# WHAT IS REQUIRED
Below are some entries; set them all down exactly.

# EXCERPTED DATA
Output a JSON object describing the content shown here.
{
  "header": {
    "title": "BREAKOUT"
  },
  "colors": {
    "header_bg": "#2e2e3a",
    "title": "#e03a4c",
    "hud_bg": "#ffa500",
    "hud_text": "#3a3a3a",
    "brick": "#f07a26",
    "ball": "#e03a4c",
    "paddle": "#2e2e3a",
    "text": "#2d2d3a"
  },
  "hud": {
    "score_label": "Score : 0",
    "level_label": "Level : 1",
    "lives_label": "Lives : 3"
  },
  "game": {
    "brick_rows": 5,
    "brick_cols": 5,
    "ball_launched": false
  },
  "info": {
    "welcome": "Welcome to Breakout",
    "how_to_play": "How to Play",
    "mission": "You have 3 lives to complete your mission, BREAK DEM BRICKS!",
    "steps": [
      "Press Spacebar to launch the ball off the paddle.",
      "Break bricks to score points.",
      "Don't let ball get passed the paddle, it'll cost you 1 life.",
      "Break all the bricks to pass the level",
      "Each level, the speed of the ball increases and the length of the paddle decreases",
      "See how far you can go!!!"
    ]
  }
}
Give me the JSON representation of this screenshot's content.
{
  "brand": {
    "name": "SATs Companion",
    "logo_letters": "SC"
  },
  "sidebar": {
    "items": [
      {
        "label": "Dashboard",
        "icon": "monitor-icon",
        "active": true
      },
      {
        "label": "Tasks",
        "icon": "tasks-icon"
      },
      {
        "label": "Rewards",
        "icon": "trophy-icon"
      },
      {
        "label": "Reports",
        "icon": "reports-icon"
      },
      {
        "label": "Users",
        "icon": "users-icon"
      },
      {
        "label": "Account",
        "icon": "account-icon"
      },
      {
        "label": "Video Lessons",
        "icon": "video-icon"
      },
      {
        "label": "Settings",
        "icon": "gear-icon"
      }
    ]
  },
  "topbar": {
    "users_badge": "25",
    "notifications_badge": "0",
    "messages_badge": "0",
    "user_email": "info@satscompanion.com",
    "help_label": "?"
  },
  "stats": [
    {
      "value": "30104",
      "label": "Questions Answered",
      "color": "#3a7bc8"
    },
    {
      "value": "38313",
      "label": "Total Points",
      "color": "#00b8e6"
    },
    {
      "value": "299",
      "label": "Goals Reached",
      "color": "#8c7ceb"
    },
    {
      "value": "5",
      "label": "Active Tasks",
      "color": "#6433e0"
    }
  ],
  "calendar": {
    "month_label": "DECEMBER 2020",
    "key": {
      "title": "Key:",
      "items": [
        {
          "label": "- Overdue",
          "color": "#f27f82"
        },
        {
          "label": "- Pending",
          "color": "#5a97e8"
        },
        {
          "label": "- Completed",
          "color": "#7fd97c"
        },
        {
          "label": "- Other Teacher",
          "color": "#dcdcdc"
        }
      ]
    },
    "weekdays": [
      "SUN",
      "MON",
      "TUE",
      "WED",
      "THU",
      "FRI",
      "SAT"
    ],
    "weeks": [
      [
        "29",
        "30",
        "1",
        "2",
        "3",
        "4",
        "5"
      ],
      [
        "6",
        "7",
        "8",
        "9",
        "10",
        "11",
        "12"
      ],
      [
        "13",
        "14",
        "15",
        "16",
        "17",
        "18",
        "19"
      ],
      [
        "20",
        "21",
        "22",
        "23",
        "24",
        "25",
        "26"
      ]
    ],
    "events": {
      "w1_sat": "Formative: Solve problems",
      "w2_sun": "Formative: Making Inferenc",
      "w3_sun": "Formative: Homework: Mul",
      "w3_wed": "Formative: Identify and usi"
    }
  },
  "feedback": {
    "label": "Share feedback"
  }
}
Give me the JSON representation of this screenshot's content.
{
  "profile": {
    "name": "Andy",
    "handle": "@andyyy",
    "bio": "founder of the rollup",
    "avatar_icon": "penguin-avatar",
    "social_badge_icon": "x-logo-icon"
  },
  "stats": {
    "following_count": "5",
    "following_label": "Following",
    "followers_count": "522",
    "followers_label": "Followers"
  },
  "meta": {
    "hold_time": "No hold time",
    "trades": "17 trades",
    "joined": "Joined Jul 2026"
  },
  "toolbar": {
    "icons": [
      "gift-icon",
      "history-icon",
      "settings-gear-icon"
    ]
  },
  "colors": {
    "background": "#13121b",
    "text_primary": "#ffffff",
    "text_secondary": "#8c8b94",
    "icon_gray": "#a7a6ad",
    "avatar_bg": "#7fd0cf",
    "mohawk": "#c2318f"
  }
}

# RESULT
Output a JSON object describing the content shown here.
{
  "header": {
    "title": "BREAKOUT"
  },
  "colors": {
    "header_bg": "#2e2e3a",
    "title": "#e03a4c",
    "hud_bg": "#ffa500",
    "hud_text": "#3a3a3a",
    "brick": "#f07a26",
    "ball": "#e03a4c",
    "paddle": "#2e2e3a",
    "text": "#2d2d3a"
  },
  "hud": {
    "score_label": "Score : 0",
    "level_label": "Level : 1",
    "lives_label": "Lives : 3"
  },
  "game": {
    "brick_rows": 5,
    "brick_cols": 5,
    "ball_launched": false
  },
  "info": {
    "welcome": "Welcome to Breakout",
    "how_to_play": "How to Play",
    "mission": "You have 3 lives to complete your mission, BREAK DEM BRICKS!",
    "steps": [
      "Press Spacebar to launch the ball off the paddle.",
      "Break bricks to score points.",
      "Don't let ball get passed the paddle, it'll cost you 1 life.",
      "Break all the bricks to pass the level",
      "Each level, the speed of the ball increases and the length of the paddle decreases",
      "See how far you can go!!!"
    ]
  }
}
Give me the JSON representation of this screenshot's content.
{
  "brand": {
    "name": "SATs Companion",
    "logo_letters": "SC"
  },
  "sidebar": {
    "items": [
      {
        "label": "Dashboard",
        "icon": "monitor-icon",
        "active": true
      },
      {
        "label": "Tasks",
        "icon": "tasks-icon"
      },
      {
        "label": "Rewards",
        "icon": "trophy-icon"
      },
      {
        "label": "Reports",
        "icon": "reports-icon"
      },
      {
        "label": "Users",
        "icon": "users-icon"
      },
      {
        "label": "Account",
        "icon": "account-icon"
      },
      {
        "label": "Video Lessons",
        "icon": "video-icon"
      },
      {
        "label": "Settings",
        "icon": "gear-icon"
      }
    ]
  },
  "topbar": {
    "users_badge": "25",
    "notifications_badge": "0",
    "messages_badge": "0",
    "user_email": "info@satscompanion.com",
    "help_label": "?"
  },
  "stats": [
    {
      "value": "30104",
      "label": "Questions Answered",
      "color": "#3a7bc8"
    },
    {
      "value": "38313",
      "label": "Total Points",
      "color": "#00b8e6"
    },
    {
      "value": "299",
      "label": "Goals Reached",
      "color": "#8c7ceb"
    },
    {
      "value": "5",
      "label": "Active Tasks",
      "color": "#6433e0"
    }
  ],
  "calendar": {
    "month_label": "DECEMBER 2020",
    "key": {
      "title": "Key:",
      "items": [
        {
          "label": "- Overdue",
          "color": "#f27f82"
        },
        {
          "label": "- Pending",
          "color": "#5a97e8"
        },
        {
          "label": "- Completed",
          "color": "#7fd97c"
        },
        {
          "label": "- Other Teacher",
          "color": "#dcdcdc"
        }
      ]
    },
    "weekdays": [
      "SUN",
      "MON",
      "TUE",
      "WED",
      "THU",
      "FRI",
      "SAT"
    ],
    "weeks": [
      [
        "29",
        "30",
        "1",
        "2",
        "3",
        "4",
        "5"
      ],
      [
        "6",
        "7",
        "8",
        "9",
        "10",
        "11",
        "12"
      ],
      [
        "13",
        "14",
        "15",
        "16",
        "17",
        "18",
        "19"
      ],
      [
        "20",
        "21",
        "22",
        "23",
        "24",
        "25",
        "26"
      ]
    ],
    "events": {
      "w1_sat": "Formative: Solve problems",
      "w2_sun": "Formative: Making Inferenc",
      "w3_sun": "Formative: Homework: Mul",
      "w3_wed": "Formative: Identify and usi"
    }
  },
  "feedback": {
    "label": "Share feedback"
  }
}
Give me the JSON representation of this screenshot's content.
{
  "profile": {
    "name": "Andy",
    "handle": "@andyyy",
    "bio": "founder of the rollup",
    "avatar_icon": "penguin-avatar",
    "social_badge_icon": "x-logo-icon"
  },
  "stats": {
    "following_count": "5",
    "following_label": "Following",
    "followers_count": "522",
    "followers_label": "Followers"
  },
  "meta": {
    "hold_time": "No hold time",
    "trades": "17 trades",
    "joined": "Joined Jul 2026"
  },
  "toolbar": {
    "icons": [
      "gift-icon",
      "history-icon",
      "settings-gear-icon"
    ]
  },
  "colors": {
    "background": "#13121b",
    "text_primary": "#ffffff",
    "text_secondary": "#8c8b94",
    "icon_gray": "#a7a6ad",
    "avatar_bg": "#7fd0cf",
    "mohawk": "#c2318f"
  }
}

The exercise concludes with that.